'''
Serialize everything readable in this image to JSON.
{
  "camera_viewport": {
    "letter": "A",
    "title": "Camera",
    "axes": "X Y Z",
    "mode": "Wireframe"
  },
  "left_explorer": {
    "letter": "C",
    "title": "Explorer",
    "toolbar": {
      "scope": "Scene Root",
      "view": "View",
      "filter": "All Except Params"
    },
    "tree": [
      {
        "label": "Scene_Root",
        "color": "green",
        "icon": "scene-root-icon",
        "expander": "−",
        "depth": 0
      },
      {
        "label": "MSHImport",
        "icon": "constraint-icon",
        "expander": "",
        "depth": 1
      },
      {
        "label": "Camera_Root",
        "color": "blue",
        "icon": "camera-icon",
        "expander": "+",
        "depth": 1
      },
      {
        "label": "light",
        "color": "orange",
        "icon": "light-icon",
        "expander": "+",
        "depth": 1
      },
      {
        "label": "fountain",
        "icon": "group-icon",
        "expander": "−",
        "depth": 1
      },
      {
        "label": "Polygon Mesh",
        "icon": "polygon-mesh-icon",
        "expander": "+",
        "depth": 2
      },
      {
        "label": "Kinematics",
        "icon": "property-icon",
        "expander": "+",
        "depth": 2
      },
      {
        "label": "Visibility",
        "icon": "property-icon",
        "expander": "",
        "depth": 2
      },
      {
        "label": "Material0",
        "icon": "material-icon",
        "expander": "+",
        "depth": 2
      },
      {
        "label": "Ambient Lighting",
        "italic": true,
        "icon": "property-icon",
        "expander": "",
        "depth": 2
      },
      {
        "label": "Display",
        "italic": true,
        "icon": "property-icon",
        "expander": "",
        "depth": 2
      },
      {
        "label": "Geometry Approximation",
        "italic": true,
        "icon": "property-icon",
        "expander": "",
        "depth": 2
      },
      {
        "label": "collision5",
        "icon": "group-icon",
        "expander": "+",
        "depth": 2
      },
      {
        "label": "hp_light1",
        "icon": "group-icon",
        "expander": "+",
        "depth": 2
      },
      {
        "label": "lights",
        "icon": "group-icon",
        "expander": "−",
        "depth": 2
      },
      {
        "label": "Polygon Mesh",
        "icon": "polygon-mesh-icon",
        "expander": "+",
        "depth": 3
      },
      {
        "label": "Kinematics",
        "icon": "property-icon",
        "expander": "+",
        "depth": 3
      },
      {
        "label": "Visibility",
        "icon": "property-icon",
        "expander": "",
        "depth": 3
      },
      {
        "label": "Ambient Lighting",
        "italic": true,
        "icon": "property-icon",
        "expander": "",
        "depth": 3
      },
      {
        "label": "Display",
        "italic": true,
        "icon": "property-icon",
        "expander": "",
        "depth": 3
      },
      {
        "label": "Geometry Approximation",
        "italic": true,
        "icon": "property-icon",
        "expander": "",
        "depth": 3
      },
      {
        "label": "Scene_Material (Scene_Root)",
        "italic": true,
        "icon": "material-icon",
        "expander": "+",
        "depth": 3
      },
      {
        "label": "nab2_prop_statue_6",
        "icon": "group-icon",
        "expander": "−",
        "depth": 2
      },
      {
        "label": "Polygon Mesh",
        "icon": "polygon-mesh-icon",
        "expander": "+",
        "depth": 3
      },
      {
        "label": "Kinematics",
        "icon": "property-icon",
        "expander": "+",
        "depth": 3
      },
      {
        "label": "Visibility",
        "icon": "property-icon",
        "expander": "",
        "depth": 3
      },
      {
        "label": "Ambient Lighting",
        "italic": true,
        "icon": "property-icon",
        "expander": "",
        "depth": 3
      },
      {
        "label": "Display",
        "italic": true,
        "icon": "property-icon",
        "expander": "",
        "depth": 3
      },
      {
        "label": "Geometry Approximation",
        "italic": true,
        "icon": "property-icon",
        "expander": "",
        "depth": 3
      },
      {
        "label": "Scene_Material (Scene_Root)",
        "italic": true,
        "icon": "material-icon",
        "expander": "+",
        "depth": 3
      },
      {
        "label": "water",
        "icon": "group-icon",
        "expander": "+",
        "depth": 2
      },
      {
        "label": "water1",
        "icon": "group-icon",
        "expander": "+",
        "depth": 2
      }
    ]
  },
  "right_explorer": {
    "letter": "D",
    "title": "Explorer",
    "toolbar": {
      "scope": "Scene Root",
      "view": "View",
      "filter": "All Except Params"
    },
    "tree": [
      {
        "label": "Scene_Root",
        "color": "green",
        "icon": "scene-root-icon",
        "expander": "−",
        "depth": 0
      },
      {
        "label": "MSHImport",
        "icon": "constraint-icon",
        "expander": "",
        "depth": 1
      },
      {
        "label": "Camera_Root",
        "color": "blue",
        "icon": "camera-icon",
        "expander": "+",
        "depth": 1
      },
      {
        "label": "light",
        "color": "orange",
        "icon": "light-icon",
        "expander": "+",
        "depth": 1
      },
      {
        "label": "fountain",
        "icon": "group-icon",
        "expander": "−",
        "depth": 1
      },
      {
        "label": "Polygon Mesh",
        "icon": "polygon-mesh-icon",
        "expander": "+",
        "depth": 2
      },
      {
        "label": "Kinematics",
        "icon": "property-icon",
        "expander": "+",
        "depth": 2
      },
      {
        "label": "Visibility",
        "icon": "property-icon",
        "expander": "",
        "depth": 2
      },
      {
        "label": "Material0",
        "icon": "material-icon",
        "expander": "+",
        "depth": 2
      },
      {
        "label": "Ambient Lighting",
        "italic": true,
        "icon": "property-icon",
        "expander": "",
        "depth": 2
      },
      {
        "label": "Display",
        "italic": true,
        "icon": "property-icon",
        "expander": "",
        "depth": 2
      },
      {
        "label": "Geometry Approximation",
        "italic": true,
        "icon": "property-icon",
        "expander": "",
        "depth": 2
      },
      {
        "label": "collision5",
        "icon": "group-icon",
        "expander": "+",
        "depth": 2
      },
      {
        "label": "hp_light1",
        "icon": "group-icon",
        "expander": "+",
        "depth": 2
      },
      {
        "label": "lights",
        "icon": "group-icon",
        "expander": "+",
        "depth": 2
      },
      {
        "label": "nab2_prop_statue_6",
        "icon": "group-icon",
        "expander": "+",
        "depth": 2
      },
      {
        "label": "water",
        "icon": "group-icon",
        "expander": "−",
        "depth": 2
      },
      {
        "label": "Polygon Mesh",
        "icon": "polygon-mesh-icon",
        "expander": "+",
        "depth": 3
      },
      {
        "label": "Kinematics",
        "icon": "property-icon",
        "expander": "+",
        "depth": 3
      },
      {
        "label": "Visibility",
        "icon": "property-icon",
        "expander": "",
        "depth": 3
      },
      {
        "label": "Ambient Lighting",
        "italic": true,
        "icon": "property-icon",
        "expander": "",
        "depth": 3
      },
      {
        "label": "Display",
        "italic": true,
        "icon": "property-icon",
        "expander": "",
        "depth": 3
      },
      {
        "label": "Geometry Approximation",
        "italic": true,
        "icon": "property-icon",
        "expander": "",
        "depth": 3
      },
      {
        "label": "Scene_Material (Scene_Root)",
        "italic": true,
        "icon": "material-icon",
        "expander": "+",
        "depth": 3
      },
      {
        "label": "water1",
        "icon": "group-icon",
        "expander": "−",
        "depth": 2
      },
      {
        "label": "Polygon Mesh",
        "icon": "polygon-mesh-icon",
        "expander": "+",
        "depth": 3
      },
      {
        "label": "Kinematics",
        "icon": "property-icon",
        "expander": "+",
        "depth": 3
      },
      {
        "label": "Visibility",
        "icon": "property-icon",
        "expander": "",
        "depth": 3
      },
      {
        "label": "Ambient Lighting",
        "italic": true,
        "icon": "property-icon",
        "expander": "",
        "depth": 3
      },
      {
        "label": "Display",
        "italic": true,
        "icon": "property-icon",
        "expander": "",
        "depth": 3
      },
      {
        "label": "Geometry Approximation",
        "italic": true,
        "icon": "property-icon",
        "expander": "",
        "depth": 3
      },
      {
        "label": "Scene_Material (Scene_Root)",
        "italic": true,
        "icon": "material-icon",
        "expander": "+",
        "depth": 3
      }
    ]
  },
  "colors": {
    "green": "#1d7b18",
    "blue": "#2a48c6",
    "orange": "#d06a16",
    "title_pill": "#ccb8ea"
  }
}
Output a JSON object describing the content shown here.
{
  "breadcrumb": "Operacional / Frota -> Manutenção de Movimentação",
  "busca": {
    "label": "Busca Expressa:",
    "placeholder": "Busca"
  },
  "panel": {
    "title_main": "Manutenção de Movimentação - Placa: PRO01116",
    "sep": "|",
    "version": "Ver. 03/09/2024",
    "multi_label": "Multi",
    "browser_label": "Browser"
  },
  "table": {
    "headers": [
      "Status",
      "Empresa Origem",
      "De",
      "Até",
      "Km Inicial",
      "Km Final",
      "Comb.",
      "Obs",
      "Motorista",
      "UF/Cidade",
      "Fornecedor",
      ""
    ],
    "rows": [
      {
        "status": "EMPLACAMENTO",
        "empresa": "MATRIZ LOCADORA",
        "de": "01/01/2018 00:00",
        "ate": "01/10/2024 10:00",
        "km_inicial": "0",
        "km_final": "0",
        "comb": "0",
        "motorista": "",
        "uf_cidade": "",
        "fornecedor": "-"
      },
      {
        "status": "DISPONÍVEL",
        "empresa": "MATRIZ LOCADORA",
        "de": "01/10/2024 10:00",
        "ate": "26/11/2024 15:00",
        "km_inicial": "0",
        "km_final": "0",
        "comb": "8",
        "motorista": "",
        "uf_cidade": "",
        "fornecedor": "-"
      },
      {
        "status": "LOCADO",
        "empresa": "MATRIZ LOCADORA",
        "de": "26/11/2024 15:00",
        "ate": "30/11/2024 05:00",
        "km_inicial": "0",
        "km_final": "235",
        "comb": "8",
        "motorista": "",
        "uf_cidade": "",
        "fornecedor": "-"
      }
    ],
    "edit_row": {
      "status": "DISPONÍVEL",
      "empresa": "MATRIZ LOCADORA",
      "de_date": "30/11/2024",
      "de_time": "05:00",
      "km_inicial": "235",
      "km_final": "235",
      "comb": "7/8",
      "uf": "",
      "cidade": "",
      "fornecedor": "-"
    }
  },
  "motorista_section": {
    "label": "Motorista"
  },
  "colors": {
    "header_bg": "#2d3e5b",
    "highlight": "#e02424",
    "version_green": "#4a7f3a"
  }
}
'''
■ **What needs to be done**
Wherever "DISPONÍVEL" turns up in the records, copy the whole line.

■ **Exercise answer**
        "status": "DISPONÍVEL",
      "status": "DISPONÍVEL",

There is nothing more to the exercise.